DATA EXTRACTS Start Marker
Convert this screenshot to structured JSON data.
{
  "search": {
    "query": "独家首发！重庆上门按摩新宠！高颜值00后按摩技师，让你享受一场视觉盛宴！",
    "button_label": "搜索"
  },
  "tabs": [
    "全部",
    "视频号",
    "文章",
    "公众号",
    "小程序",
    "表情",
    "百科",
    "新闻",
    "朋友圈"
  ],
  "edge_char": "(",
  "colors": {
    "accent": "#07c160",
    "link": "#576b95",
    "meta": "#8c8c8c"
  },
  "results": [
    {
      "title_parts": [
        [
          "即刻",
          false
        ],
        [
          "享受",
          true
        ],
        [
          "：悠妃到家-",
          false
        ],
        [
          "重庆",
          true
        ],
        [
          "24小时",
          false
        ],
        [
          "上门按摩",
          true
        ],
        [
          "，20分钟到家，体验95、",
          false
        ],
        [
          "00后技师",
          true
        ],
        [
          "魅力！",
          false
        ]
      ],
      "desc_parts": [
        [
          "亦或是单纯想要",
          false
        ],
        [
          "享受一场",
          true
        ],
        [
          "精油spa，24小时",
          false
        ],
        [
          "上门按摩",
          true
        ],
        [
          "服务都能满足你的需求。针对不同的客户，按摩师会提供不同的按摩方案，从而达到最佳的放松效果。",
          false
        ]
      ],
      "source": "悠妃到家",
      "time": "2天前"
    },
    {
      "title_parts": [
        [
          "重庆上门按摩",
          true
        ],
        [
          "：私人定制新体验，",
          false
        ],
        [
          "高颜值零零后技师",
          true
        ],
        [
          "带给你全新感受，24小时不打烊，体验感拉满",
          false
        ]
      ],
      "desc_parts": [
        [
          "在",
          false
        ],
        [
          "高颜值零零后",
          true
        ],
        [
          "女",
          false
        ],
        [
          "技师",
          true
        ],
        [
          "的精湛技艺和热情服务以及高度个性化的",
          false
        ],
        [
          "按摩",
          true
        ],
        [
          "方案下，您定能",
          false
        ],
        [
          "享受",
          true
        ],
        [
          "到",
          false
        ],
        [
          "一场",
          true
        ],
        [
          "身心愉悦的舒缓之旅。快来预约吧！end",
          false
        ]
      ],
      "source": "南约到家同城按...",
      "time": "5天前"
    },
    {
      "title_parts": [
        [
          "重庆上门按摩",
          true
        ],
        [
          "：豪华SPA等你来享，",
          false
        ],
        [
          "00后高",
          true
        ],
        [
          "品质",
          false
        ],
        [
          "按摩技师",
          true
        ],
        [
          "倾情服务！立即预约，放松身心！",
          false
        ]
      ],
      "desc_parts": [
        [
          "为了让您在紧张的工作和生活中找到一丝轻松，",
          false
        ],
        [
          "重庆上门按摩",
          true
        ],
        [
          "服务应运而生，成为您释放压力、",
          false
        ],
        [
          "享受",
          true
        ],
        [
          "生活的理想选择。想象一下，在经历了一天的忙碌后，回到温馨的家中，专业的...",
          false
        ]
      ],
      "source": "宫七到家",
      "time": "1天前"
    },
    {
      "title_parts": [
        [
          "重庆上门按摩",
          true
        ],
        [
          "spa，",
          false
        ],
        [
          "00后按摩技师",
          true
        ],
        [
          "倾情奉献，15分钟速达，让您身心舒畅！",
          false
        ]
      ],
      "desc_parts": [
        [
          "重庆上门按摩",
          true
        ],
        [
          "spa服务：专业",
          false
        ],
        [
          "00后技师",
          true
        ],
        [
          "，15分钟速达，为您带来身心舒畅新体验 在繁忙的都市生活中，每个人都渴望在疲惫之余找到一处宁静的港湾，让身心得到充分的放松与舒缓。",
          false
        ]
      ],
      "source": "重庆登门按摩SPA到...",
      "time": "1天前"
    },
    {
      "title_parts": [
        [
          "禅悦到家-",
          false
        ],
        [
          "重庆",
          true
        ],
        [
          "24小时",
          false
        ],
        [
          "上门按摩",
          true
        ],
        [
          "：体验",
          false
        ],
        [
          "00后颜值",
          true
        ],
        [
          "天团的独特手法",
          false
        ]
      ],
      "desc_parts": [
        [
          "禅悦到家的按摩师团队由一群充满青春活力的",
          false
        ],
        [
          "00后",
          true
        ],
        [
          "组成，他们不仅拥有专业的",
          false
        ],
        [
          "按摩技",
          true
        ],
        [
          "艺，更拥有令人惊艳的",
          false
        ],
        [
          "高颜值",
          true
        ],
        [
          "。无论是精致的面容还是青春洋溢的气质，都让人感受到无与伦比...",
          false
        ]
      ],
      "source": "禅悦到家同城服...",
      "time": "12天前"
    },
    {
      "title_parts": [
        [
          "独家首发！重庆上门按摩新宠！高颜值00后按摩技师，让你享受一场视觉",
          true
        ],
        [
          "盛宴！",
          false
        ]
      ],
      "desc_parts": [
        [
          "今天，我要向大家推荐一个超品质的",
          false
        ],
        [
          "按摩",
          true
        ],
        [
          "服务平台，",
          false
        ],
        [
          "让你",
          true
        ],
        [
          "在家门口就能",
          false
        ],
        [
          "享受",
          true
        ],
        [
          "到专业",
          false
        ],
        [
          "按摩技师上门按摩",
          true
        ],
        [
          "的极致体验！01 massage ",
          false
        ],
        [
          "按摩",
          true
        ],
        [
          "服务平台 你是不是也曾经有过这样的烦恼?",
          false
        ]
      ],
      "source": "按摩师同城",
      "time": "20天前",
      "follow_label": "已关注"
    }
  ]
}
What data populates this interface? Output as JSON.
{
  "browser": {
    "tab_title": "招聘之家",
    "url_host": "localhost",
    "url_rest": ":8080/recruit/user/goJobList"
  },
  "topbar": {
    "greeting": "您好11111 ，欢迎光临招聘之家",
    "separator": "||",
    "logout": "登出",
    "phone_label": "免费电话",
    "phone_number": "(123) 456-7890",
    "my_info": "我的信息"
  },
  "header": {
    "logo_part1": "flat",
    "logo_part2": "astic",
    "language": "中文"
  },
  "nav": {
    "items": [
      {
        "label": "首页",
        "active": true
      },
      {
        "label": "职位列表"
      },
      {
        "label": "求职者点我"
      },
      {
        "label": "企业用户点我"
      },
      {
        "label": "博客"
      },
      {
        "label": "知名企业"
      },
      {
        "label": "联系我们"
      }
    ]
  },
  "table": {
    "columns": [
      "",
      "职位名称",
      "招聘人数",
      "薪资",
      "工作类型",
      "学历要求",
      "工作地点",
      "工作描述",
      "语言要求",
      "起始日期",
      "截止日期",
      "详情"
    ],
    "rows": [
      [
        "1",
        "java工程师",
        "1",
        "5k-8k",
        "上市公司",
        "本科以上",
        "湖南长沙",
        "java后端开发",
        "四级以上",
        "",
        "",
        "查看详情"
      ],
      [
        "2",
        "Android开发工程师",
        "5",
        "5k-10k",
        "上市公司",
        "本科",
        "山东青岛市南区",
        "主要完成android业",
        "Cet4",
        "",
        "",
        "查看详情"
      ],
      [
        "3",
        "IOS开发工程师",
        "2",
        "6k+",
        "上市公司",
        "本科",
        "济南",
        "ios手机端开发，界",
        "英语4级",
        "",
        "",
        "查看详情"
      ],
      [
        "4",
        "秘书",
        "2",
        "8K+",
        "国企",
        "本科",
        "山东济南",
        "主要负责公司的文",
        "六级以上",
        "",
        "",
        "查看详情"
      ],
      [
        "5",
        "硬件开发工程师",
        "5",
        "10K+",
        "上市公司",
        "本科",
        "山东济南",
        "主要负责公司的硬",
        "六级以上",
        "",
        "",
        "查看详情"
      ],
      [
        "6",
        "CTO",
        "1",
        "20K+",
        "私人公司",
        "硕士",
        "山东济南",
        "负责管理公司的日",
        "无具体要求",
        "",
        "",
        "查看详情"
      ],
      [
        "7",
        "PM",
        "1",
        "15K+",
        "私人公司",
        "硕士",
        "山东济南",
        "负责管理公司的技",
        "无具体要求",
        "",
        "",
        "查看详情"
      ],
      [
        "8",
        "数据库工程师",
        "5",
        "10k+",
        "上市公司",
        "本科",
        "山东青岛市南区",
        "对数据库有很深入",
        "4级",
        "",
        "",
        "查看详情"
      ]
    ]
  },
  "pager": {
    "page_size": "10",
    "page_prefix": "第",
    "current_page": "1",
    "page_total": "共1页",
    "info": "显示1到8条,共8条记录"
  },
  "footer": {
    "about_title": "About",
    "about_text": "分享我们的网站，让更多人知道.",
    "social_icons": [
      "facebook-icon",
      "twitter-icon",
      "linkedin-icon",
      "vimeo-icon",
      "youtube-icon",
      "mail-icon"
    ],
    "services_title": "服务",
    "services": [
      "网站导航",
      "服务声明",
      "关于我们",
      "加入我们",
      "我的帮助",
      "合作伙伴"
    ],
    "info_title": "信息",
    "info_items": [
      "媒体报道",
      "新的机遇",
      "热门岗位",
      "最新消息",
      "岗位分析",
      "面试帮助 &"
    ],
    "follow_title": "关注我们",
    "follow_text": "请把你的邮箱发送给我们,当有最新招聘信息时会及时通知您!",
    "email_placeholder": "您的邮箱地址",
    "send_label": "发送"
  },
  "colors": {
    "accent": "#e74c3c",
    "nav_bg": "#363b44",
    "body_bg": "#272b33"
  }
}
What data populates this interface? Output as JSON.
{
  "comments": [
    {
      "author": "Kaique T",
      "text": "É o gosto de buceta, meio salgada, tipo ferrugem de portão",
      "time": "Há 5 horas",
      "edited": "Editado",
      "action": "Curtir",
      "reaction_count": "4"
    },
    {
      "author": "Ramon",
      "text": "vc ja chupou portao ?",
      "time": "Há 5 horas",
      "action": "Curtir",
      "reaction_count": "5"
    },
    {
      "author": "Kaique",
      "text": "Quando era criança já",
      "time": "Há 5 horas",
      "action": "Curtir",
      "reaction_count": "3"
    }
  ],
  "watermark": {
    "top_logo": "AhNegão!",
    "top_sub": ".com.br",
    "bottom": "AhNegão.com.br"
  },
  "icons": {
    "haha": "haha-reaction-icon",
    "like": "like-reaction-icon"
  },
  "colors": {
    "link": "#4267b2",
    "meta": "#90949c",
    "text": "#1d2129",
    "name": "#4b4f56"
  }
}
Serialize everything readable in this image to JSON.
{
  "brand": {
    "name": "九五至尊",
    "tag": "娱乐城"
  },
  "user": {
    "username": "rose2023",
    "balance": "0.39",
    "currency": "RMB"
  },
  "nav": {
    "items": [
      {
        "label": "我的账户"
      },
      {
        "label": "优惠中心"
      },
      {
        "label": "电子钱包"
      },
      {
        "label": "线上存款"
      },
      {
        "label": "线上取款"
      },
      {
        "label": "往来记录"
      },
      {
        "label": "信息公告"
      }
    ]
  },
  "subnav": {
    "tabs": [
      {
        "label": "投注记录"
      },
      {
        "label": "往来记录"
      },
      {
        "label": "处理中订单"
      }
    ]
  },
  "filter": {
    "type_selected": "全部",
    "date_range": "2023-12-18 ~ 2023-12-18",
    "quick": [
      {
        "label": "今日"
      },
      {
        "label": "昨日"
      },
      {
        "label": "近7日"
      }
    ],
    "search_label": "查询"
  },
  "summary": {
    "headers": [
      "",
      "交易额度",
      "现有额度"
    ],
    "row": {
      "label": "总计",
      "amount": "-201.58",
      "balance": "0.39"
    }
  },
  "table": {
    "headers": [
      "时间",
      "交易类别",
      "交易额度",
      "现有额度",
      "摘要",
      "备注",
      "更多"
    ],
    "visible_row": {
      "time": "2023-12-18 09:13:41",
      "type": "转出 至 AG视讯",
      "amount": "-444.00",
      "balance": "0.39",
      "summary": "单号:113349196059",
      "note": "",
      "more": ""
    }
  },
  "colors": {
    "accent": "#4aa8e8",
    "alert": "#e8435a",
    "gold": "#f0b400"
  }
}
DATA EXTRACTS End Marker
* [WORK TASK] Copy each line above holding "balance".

* [REPLY]
    "balance": "0.39",
      "balance": "0.39"
      "balance": "0.39",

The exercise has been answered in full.